Yip Wing Sum


SEOUL — The South Korean series Squid Game has become the most viewed series on Netflix, watched by over 111 million viewers and counting. It has also generated a wave of debate online and off about its provocative message about contemporary life.

The plot follows the story of a desperate man in debt, who receives a mysterious invitation to play a game in which the contestants gamble their lives on six childhood games, with the winner awarded a prize of 45.6 billion won ($38 million)... while the losers face death.

It's a plot that many have noted is not quite as surreal as it sounds, a reflection of the reality of Korean society today mired in personal debt.

Seoul housing prices top London and New York

In the polished streets of downtown Seoul, one sees endless cards and coupons advertising loans scattered on the ground. Since the outbreak of the pandemic, as the demand for loans in South Korea has exploded, lax lending policies have led to a rapid increase in personal debt.

According to the South Korean Central Bank's "Monetary Credit Policy Report," household debt reached 105% of GDP in the first quarter of this year, equivalent to approximately $1.5 trillion at the end of March, with a major share tied up in home mortgages.

Average home loans are equivalent to 270% of annual income.

One reason behind the debts is the soaring housing prices.

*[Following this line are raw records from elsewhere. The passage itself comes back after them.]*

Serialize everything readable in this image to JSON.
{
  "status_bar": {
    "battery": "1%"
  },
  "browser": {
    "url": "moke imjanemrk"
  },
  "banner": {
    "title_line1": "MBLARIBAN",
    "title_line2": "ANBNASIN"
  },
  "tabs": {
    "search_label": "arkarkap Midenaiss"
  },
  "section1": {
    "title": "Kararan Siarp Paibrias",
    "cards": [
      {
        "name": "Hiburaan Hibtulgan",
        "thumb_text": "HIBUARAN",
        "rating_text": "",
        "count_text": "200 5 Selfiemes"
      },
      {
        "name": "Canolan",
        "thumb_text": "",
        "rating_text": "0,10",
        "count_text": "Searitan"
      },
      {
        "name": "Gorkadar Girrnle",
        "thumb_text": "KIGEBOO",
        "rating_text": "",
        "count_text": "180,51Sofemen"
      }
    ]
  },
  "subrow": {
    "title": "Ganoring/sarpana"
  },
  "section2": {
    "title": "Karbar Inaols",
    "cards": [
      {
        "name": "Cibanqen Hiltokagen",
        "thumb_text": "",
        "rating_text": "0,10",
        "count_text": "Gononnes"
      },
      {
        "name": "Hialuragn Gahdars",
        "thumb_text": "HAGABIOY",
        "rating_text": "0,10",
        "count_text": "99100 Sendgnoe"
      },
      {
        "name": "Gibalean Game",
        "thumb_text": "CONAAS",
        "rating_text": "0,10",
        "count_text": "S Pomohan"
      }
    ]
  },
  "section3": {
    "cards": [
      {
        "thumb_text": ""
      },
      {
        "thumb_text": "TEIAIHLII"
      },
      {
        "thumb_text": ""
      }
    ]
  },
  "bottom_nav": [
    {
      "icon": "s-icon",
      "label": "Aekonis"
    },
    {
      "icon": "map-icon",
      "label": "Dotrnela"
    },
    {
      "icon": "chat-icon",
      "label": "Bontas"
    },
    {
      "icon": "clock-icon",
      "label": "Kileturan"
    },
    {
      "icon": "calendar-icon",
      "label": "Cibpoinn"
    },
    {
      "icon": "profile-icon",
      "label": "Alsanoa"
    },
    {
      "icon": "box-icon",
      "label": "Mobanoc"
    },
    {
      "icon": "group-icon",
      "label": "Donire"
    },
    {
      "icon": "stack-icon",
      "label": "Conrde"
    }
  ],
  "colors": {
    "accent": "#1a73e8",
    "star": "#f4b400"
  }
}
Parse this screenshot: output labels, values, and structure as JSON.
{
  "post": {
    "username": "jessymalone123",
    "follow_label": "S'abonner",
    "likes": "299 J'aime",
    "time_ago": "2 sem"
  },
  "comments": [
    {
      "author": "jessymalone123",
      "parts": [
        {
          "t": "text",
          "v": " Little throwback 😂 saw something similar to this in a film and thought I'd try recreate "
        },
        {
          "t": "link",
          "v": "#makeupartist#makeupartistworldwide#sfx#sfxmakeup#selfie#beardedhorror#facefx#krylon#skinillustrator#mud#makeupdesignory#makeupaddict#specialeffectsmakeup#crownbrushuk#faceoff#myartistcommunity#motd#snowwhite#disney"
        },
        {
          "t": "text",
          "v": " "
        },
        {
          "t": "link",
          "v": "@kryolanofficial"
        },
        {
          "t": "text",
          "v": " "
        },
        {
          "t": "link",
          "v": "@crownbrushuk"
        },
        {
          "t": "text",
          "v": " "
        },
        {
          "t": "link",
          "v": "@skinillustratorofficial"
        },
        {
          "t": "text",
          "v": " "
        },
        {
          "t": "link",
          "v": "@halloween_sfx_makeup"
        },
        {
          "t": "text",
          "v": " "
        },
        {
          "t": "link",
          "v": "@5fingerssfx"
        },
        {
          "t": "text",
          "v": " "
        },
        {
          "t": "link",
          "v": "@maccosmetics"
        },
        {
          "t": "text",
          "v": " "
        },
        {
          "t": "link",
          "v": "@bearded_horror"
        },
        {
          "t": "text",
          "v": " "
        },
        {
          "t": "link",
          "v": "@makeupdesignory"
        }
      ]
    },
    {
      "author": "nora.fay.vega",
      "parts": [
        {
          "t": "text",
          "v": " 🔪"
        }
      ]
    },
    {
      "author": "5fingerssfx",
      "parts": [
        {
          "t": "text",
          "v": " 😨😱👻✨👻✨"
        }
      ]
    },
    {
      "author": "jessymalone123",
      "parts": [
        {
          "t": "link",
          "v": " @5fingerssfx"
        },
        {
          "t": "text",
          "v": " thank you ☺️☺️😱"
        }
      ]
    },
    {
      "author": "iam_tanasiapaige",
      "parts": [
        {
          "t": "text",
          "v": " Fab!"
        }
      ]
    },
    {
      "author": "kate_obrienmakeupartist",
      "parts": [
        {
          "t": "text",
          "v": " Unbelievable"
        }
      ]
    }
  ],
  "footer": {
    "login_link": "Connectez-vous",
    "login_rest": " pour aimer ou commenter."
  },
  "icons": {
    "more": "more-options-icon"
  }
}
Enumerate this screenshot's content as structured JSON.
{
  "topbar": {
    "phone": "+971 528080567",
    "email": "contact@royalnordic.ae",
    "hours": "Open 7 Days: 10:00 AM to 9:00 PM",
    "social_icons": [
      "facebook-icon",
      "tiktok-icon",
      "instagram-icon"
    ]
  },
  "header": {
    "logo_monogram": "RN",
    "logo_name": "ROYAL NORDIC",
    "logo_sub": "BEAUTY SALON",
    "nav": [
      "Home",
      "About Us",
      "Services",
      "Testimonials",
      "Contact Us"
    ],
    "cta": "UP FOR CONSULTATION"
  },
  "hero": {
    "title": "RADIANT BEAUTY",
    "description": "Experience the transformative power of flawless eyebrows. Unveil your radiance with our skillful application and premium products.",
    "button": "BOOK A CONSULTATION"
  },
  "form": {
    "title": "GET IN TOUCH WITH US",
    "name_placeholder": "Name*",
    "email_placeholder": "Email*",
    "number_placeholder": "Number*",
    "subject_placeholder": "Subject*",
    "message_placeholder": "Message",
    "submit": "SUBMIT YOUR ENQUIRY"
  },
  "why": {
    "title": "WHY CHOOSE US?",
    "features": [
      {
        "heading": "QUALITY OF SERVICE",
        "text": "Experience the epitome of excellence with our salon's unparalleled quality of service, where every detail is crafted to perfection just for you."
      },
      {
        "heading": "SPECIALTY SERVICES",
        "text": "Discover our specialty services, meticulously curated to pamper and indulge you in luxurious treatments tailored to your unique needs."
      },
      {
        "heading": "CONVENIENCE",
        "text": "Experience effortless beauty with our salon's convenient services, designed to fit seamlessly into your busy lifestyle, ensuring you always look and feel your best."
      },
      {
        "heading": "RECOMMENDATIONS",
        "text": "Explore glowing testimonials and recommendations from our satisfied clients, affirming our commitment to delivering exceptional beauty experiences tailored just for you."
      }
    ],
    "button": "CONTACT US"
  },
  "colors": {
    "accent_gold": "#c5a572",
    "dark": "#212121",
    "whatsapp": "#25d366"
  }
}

In Seoul, home to nearly half of the country's population, housing prices are now among the highest in the world. The price to income ratio (PIR), which weighs the average price of a home to the average annual household income, is 12.04 in Seoul, compared to 8.4 in San Francisco, 8.2 in London and 5.4 in New York.

According to the Korea Real Estate Commission, 42.1% of all home purchases in January 2021 were by young Koreans in their 20s and 30s. For those in their 30s, the average amount borrowed is equivalent to 270% of their annual income.

Playing the stock market

At the same time, the South Korean stock market is booming. The increased demand to buy stocks has led to an increase in other loans such as credit. The ratio for Korean shareholders conducting credit financing, i.e. borrowing from securities companies to secure stock holdings, had reached 21.4 trillion won ($17.7 billion), further increasing the indebtedness of households.

A 30-year-old Seoul office worker who bought stocks through various forms of borrowing was interviewed by Reuters this year, and said he was "very foolish not to take advantage of the rebound."

In addition to his 100 million won ($84,000) overdraft account, he also took out a 100 million won loan against his house in Seoul, and a 50 million won stock pledge. All of these demands on the stock market have further exacerbated the problem of household debt.

42.1% of all home purchases in January 2021 were by young Koreans in their 20s and 30s

Simon Shin/SOPA Images/ZUMA

Game of survival

In response to the accumulating financial risks, the Bank of Korea has restricted the release of loans and has announced its first interest rate hike in three years at the end of August.

But experts believe that even if banks cut loans or raise interest rates, those who need money will look for other ways to borrow, often turning to more costly institutions and mechanisms.

This all risks leading to what one can call a "debt trap," one loan piling on top of another. That brings us back to the plot of Squid Game, "Either you live or I do." South Korean society has turned into a game of survival.

Keep up with the world. Break out of the bubble.
Sign up to our expressly international daily newsletter!